A good friend recently reminded me of the old Peter Drucker quote, “culture eats strategy for breakfast”. It’s a questionable phrase, in both meaning and interpretation, and questionable that Drucker even said it (it was attributed to him in 2006 by Ford’s CEO, Mark Fields, but appears in none of Drucker’s 39 books).
It does make a great soundbite, but the problem is, it’s rarely true, and when it is true, it’s entirely down to weak leadership.
Culture is just one aspect of an organisation’s capability. If you don’t have the material capabilities – the people, the skills, the assets or the finances to deliver your intended strategy, you’ll fail. In the same way, if you don’t have the right culture to deliver it, you’ll fail. And the solution is no different in either scenario, a strategy needs to explain how the organisation can upgrade its culture, just as it would need to explain how it’s going to build the right capabilities, if it’s to succeed.
The only difference is that most of us are more adept and more comfortable with changing a process or a system than we are at changing our colleagues’ behaviours. We find it easier to raise finance than to raise the cultural bar. Changing an organisation’s culture isn’t easy, but it isn’t rocket science.
Once you’ve decided what the culture needs to be, and how it needs to change, there are only two steps. Craft the narrative, then pull the trigger. The narrative is essential: you need to be able to articulate how these changes will transform the organisation’s ability to deliver its mission, its stated purpose, and how they link, or even better, are rooted in the organisations true values. Richard Baker, the incoming CEO of Boots, for instance, pulled out one of Jesse Boot’s original store signs from the company archives to underscore his refocusing of the business around quality and value. A recent client of mine, CEO of a major charity, launched each of his transformational strategy conversations with the phrase, “Every day we delay, there are more people out there who need us and can’t get our help.” Narrative can be a powerful lever for change, but it needs to be reinforced with action.

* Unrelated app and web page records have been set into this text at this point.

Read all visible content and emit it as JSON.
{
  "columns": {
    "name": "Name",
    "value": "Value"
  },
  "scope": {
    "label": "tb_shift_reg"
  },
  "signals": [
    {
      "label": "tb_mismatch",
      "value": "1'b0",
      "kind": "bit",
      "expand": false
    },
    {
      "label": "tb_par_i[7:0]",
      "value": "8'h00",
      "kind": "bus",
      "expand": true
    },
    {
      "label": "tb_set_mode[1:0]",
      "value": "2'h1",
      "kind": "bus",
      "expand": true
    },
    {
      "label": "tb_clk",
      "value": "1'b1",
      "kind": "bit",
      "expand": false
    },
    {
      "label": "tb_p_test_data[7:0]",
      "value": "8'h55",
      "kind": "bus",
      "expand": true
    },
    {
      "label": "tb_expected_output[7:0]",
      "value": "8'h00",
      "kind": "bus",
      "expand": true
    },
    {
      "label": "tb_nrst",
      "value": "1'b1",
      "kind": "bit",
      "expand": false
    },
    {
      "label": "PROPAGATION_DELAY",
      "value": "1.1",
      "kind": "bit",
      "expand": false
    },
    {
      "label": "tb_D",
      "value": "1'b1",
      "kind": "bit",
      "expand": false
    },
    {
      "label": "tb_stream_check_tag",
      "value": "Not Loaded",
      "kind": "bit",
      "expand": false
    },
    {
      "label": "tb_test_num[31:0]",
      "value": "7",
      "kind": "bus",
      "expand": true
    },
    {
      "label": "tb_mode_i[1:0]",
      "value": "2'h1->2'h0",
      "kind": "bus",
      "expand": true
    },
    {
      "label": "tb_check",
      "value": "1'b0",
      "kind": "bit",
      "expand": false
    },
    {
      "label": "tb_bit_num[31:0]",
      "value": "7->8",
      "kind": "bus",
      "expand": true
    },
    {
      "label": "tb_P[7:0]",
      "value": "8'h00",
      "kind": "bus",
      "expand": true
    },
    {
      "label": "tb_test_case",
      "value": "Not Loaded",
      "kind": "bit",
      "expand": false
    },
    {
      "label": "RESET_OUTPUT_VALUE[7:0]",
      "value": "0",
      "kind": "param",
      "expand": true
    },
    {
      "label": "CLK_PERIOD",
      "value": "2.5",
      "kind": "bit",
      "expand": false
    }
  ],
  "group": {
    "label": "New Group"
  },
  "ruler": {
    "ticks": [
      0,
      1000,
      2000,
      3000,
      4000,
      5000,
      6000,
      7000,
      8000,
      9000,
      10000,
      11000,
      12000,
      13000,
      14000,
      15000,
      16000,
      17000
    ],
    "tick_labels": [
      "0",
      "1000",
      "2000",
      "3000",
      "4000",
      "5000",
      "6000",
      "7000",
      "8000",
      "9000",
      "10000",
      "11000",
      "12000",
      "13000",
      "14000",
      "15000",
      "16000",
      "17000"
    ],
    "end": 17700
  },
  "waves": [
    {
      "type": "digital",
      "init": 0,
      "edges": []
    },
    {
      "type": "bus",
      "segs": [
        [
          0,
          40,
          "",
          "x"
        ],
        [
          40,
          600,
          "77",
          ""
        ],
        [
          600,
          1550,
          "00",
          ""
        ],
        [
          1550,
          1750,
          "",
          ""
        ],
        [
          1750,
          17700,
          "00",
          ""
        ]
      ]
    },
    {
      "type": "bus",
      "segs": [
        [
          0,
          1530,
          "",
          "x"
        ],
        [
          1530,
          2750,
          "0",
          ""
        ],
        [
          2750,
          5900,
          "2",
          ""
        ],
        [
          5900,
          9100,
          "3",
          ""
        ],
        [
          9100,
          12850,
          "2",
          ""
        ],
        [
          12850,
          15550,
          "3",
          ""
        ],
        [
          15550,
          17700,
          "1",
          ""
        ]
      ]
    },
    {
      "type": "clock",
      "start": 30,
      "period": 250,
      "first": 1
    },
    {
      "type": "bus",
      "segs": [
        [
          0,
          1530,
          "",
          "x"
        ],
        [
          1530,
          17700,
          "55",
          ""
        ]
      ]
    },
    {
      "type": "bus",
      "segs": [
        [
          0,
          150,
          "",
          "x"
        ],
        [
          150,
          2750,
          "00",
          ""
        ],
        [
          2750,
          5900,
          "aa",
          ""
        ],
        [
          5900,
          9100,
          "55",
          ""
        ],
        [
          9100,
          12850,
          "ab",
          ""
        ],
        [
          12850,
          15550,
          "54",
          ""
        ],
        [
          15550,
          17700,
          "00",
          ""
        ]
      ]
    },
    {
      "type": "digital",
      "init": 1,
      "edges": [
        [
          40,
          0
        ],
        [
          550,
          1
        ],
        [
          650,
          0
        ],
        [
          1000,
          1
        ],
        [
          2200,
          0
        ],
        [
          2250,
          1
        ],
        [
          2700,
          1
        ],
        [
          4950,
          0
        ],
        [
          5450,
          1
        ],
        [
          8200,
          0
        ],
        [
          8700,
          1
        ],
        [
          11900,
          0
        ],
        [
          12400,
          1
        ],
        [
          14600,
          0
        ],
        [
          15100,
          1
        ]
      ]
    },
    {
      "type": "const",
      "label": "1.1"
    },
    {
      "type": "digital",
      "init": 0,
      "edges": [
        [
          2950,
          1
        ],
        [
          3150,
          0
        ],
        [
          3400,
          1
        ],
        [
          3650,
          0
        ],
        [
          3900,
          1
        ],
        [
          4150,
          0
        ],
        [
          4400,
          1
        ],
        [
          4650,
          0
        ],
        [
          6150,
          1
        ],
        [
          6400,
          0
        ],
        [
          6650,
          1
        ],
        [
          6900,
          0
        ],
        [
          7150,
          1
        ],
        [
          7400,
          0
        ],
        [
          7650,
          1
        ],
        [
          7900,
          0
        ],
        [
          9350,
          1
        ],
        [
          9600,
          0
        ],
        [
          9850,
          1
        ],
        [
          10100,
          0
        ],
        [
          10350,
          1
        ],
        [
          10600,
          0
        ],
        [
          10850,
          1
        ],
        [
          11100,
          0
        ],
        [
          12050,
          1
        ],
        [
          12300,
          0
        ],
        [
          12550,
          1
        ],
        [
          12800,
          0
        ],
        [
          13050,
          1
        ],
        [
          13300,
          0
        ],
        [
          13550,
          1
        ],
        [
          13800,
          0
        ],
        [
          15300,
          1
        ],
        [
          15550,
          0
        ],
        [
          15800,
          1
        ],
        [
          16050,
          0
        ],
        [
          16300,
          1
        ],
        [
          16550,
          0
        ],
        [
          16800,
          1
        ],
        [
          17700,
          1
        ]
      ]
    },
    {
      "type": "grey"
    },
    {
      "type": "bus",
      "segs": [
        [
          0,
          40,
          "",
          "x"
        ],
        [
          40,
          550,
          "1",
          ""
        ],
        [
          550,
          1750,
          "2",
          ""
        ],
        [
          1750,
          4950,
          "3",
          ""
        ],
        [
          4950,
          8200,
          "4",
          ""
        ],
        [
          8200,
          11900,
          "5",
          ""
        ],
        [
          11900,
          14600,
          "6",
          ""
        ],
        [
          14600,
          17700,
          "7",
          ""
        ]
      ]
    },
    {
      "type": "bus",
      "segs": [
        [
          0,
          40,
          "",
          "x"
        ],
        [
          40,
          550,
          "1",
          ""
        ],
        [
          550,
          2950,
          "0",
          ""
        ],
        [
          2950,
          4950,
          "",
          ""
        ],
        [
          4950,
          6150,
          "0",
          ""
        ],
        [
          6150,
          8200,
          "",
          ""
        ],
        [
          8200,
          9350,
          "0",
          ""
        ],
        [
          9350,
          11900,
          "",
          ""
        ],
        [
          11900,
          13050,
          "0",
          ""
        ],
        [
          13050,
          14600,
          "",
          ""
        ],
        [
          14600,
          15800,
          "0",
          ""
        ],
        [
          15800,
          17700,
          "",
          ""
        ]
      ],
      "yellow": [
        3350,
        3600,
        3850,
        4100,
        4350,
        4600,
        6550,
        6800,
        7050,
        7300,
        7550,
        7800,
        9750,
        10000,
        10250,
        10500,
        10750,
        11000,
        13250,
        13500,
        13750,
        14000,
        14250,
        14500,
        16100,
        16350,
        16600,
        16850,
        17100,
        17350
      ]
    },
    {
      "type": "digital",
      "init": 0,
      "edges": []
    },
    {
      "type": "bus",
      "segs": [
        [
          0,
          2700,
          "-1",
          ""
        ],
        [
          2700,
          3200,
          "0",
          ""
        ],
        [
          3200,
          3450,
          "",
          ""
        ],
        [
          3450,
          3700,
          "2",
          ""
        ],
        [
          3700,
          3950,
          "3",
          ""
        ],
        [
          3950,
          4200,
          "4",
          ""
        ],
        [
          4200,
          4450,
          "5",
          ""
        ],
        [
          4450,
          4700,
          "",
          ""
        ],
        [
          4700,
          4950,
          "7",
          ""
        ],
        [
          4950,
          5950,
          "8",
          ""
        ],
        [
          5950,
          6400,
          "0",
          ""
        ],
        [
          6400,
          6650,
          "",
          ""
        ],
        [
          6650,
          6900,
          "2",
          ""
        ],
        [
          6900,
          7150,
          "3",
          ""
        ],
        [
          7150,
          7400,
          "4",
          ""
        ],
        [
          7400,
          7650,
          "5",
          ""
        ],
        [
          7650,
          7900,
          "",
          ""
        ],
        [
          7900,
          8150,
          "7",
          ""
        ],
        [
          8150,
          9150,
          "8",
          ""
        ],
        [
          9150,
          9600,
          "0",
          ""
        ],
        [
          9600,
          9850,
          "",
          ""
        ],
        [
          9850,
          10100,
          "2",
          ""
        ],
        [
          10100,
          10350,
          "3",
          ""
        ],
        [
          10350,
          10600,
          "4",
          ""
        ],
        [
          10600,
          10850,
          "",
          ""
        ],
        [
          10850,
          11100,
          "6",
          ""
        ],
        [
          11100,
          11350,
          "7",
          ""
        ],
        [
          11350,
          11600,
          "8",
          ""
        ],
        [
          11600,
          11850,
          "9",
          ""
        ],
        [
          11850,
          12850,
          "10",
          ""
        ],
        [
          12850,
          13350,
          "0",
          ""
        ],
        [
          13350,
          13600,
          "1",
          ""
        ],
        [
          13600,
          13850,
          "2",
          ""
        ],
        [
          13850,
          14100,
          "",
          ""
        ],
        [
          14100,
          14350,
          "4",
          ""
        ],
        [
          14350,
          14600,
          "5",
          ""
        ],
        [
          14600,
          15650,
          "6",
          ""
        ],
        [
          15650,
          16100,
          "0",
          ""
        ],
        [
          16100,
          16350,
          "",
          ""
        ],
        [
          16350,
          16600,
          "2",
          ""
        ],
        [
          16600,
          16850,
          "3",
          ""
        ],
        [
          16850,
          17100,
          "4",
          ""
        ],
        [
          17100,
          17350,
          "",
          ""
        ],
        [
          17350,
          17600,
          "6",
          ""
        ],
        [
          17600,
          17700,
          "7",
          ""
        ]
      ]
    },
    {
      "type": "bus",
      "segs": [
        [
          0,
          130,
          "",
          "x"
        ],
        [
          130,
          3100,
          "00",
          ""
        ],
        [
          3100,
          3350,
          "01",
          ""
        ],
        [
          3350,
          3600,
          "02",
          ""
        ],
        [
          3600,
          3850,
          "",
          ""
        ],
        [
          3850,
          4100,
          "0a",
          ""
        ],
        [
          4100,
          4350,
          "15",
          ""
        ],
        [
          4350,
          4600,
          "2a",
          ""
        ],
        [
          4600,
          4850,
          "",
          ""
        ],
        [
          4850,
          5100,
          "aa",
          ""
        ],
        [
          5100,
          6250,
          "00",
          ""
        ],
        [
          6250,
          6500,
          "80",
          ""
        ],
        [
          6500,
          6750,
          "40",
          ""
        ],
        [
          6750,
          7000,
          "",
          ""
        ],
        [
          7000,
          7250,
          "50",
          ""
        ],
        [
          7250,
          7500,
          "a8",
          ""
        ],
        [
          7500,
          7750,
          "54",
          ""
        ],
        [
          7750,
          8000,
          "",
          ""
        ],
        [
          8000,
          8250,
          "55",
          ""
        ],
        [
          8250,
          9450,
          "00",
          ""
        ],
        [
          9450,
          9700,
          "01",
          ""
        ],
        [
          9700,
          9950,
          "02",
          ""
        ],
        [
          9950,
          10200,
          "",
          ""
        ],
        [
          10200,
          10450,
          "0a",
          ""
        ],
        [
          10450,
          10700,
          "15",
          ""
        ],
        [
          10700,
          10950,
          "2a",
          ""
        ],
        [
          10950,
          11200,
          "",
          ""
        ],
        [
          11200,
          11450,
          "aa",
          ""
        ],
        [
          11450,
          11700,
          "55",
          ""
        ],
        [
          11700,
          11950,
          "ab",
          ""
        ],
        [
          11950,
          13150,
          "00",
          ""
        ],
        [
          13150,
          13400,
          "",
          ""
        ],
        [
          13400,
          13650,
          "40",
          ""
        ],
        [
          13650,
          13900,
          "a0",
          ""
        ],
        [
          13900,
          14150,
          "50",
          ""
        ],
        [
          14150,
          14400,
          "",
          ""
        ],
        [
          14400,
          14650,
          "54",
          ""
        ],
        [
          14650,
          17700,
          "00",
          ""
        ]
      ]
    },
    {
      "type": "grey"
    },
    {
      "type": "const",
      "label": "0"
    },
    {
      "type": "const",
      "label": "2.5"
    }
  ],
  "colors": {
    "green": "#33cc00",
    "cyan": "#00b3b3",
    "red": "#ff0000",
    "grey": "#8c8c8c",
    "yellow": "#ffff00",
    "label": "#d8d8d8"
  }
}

And it’s that second step, pulling the cultural trigger, where we most often fall down, because it involves conflict with people who can’t, or won’t change. You can’t change a culture as long as the prime examples of that culture are allowed to stay within the organisation. People aren’t stupid; sticking with individuals who don’t fit the new culture will be seen by everyone as an example of your insincerity. Whenever culture proves a fatal barrier to strategic change, it’s not because “culture eats strategy”, it’s because leaders don’t get rid of the wrong people fast enough.
Reed Hastings, founder of Netflix, knew that the reason his previous business had gone through such difficult times, was because he hadn’t developed the right culture. It had, indeed, eaten his strategy, because of his own weak leadership: his self-declared biggest weakness had been an unwillingness to fire people. When he founded Netflix, he knew he’d need a solution, so he came up with one.
“In most businesses,” he says, “an average performance gets you an average reward. At Netflix, it gets you a generous severance.” His strategy to build the right culture for Netflix, which you can read online, includes a specific policy of paying big money to people who, for cultural or performance reasons, need to leave the business, so that he and his managers don’t feel guilty, and will have the resolve to pull the trigger when they need to. And in June 2018, Hastings pulled the trigger on his top PR Executive, Jonathan Friedland, for twice using inappropriate language in meetings. In his brutally honest memo to all staff, Hastings explains the exit, and goes on to blame himself for not acting sooner. For Hastings, the need to continually develop the Netflix culture is absolutely no different to the need to continually develop its capabilities and its streaming offer.
So, here’s the question, how much of your strategy, of your time as a leader, is focused on developing your culture, as opposed to developing your people, your proposition and your business? Because if your culture starts eating your strategy, you’ve only got yourself to blame.
Original material by Martyn Drake of Binley Drake Consulting. Visit www.binleydrake.com for more information.